_INFORMATION SHOWN:_
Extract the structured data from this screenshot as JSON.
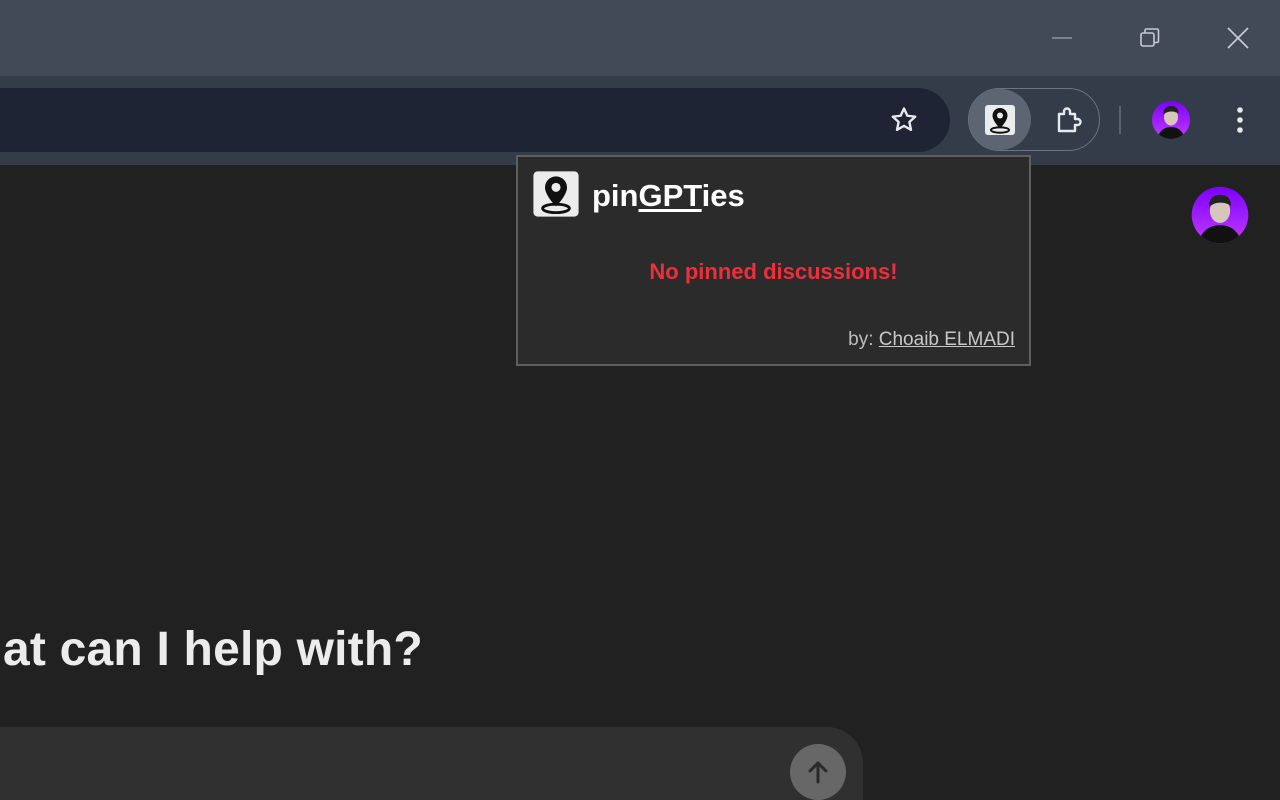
{
  "window": {
    "minimize_icon": "minimize-icon",
    "restore_icon": "restore-icon",
    "close_icon": "close-icon"
  },
  "toolbar": {
    "bookmark_icon": "star-icon",
    "extension_icon": "map-pin-icon",
    "extensions_menu_icon": "puzzle-icon",
    "profile": "avatar",
    "menu_icon": "kebab-menu-icon"
  },
  "page": {
    "heading": "What can I help with?",
    "send_icon": "arrow-up-icon"
  },
  "popup": {
    "title_prefix": "pin",
    "title_underlined": "GPT",
    "title_suffix": "ies",
    "empty_message": "No pinned discussions!",
    "credit_prefix": "by:",
    "credit_author": "Choaib ELMADI"
  },
  "colors": {
    "titlebar": "#434a57",
    "toolbar": "#353c49",
    "omnibox": "#1e2433",
    "page_bg": "#212121",
    "composer": "#303030",
    "popup_bg": "#2b2b2b",
    "popup_border": "#5f5f5f",
    "error_red": "#ef2e3a",
    "avatar_purple": "#9b1fff"
  }
}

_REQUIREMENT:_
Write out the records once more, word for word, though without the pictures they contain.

_EXPECTED OUTPUT:_
Extract the structured data from this screenshot as JSON.
{
  "window": {
    "minimize_icon": "minimize-icon",
    "restore_icon": "restore-icon",
    "close_icon": "close-icon"
  },
  "toolbar": {
    "bookmark_icon": "star-icon",
    "extension_icon": "map-pin-icon",
    "extensions_menu_icon": "puzzle-icon",
    "profile": "avatar",
    "menu_icon": "kebab-menu-icon"
  },
  "page": {
    "heading": "What can I help with?",
    "send_icon": "arrow-up-icon"
  },
  "popup": {
    "title_prefix": "pin",
    "title_underlined": "GPT",
    "title_suffix": "ies",
    "empty_message": "No pinned discussions!",
    "credit_prefix": "by:",
    "credit_author": "Choaib ELMADI"
  },
  "colors": {
    "titlebar": "#434a57",
    "toolbar": "#353c49",
    "omnibox": "#1e2433",
    "page_bg": "#212121",
    "composer": "#303030",
    "popup_bg": "#2b2b2b",
    "popup_border": "#5f5f5f",
    "error_red": "#ef2e3a",
    "avatar_purple": "#9b1fff"
  }
}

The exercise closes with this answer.